What you should do -> Each entry below should be printed exactly, with every image left out.
━━━ Material supplied
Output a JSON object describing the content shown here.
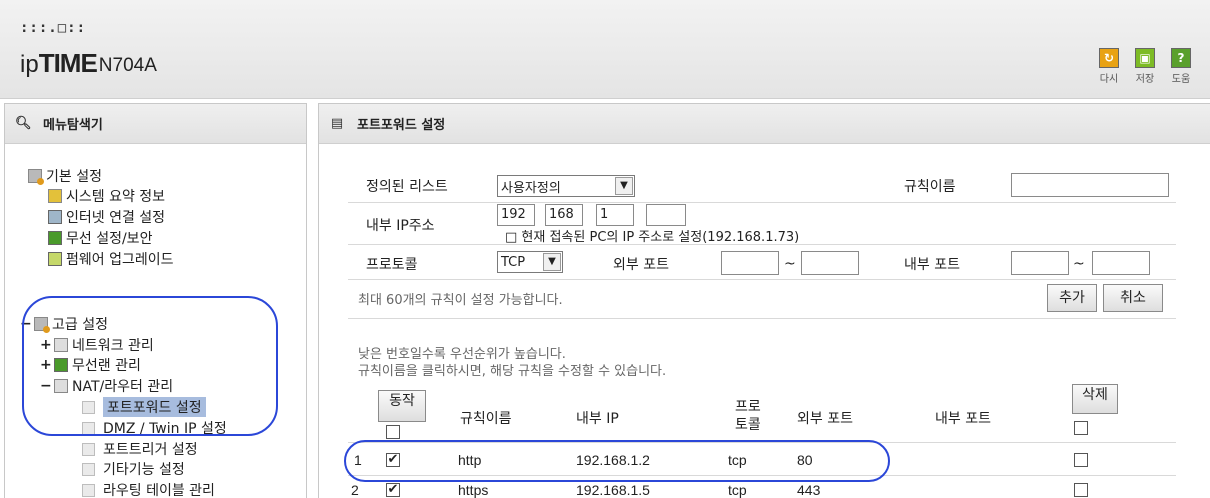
{
  "header": {
    "logo_dots": ":::.□::",
    "logo_ip": "ip",
    "logo_time": "TIME",
    "logo_model": "N704A",
    "buttons": [
      {
        "label": "다시",
        "icon": "reload-icon",
        "color": "#e8a213"
      },
      {
        "label": "저장",
        "icon": "save-icon",
        "color": "#7dbb25"
      },
      {
        "label": "도움",
        "icon": "help-icon",
        "color": "#5aa02c",
        "glyph": "?"
      }
    ]
  },
  "sidebar": {
    "title": "메뉴탐색기",
    "basic": {
      "label": "기본 설정",
      "items": [
        "시스템 요약 정보",
        "인터넷 연결 설정",
        "무선 설정/보안",
        "펌웨어 업그레이드"
      ]
    },
    "advanced": {
      "label": "고급 설정",
      "groups": [
        {
          "label": "네트워크 관리",
          "toggle": "+"
        },
        {
          "label": "무선랜 관리",
          "toggle": "+"
        },
        {
          "label": "NAT/라우터 관리",
          "toggle": "−"
        }
      ],
      "nat_items": [
        "포트포워드 설정",
        "DMZ / Twin IP 설정",
        "포트트리거 설정",
        "기타기능 설정",
        "라우팅 테이블 관리"
      ],
      "selected": "포트포워드 설정"
    }
  },
  "main": {
    "title": "포트포워드 설정",
    "form": {
      "defined_list_label": "정의된 리스트",
      "defined_list_value": "사용자정의",
      "rule_name_label": "규칙이름",
      "rule_name_value": "",
      "internal_ip_label": "내부 IP주소",
      "ip_octets": [
        "192",
        "168",
        "1",
        ""
      ],
      "current_pc_text": "□ 현재 접속된 PC의 IP 주소로 설정(192.168.1.73)",
      "protocol_label": "프로토콜",
      "protocol_value": "TCP",
      "external_port_label": "외부 포트",
      "internal_port_label": "내부 포트",
      "tilde": "~",
      "max_rules_note": "최대 60개의 규칙이 설정 가능합니다.",
      "add_button": "추가",
      "cancel_button": "취소"
    },
    "priority_note": "낮은 번호일수록 우선순위가 높습니다.",
    "click_note": "규칙이름을 클릭하시면, 해당 규칙을 수정할 수 있습니다.",
    "table": {
      "action_button": "동작",
      "headers": {
        "rule_name": "규칙이름",
        "internal_ip": "내부 IP",
        "protocol_line1": "프로",
        "protocol_line2": "토콜",
        "external_port": "외부 포트",
        "internal_port": "내부 포트"
      },
      "delete_button": "삭제",
      "rows": [
        {
          "num": "1",
          "checked": true,
          "name": "http",
          "ip": "192.168.1.2",
          "proto": "tcp",
          "ext_port": "80",
          "int_port": ""
        },
        {
          "num": "2",
          "checked": true,
          "name": "https",
          "ip": "192.168.1.5",
          "proto": "tcp",
          "ext_port": "443",
          "int_port": ""
        }
      ]
    }
  },
  "check_glyph": "✔"
}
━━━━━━
Solution to this exercise ->
Output a JSON object describing the content shown here.
{
  "header": {
    "logo_dots": ":::.□::",
    "logo_ip": "ip",
    "logo_time": "TIME",
    "logo_model": "N704A",
    "buttons": [
      {
        "label": "다시",
        "icon": "reload-icon",
        "color": "#e8a213"
      },
      {
        "label": "저장",
        "icon": "save-icon",
        "color": "#7dbb25"
      },
      {
        "label": "도움",
        "icon": "help-icon",
        "color": "#5aa02c",
        "glyph": "?"
      }
    ]
  },
  "sidebar": {
    "title": "메뉴탐색기",
    "basic": {
      "label": "기본 설정",
      "items": [
        "시스템 요약 정보",
        "인터넷 연결 설정",
        "무선 설정/보안",
        "펌웨어 업그레이드"
      ]
    },
    "advanced": {
      "label": "고급 설정",
      "groups": [
        {
          "label": "네트워크 관리",
          "toggle": "+"
        },
        {
          "label": "무선랜 관리",
          "toggle": "+"
        },
        {
          "label": "NAT/라우터 관리",
          "toggle": "−"
        }
      ],
      "nat_items": [
        "포트포워드 설정",
        "DMZ / Twin IP 설정",
        "포트트리거 설정",
        "기타기능 설정",
        "라우팅 테이블 관리"
      ],
      "selected": "포트포워드 설정"
    }
  },
  "main": {
    "title": "포트포워드 설정",
    "form": {
      "defined_list_label": "정의된 리스트",
      "defined_list_value": "사용자정의",
      "rule_name_label": "규칙이름",
      "rule_name_value": "",
      "internal_ip_label": "내부 IP주소",
      "ip_octets": [
        "192",
        "168",
        "1",
        ""
      ],
      "current_pc_text": "□ 현재 접속된 PC의 IP 주소로 설정(192.168.1.73)",
      "protocol_label": "프로토콜",
      "protocol_value": "TCP",
      "external_port_label": "외부 포트",
      "internal_port_label": "내부 포트",
      "tilde": "~",
      "max_rules_note": "최대 60개의 규칙이 설정 가능합니다.",
      "add_button": "추가",
      "cancel_button": "취소"
    },
    "priority_note": "낮은 번호일수록 우선순위가 높습니다.",
    "click_note": "규칙이름을 클릭하시면, 해당 규칙을 수정할 수 있습니다.",
    "table": {
      "action_button": "동작",
      "headers": {
        "rule_name": "규칙이름",
        "internal_ip": "내부 IP",
        "protocol_line1": "프로",
        "protocol_line2": "토콜",
        "external_port": "외부 포트",
        "internal_port": "내부 포트"
      },
      "delete_button": "삭제",
      "rows": [
        {
          "num": "1",
          "checked": true,
          "name": "http",
          "ip": "192.168.1.2",
          "proto": "tcp",
          "ext_port": "80",
          "int_port": ""
        },
        {
          "num": "2",
          "checked": true,
          "name": "https",
          "ip": "192.168.1.5",
          "proto": "tcp",
          "ext_port": "443",
          "int_port": ""
        }
      ]
    }
  },
  "check_glyph": "✔"
}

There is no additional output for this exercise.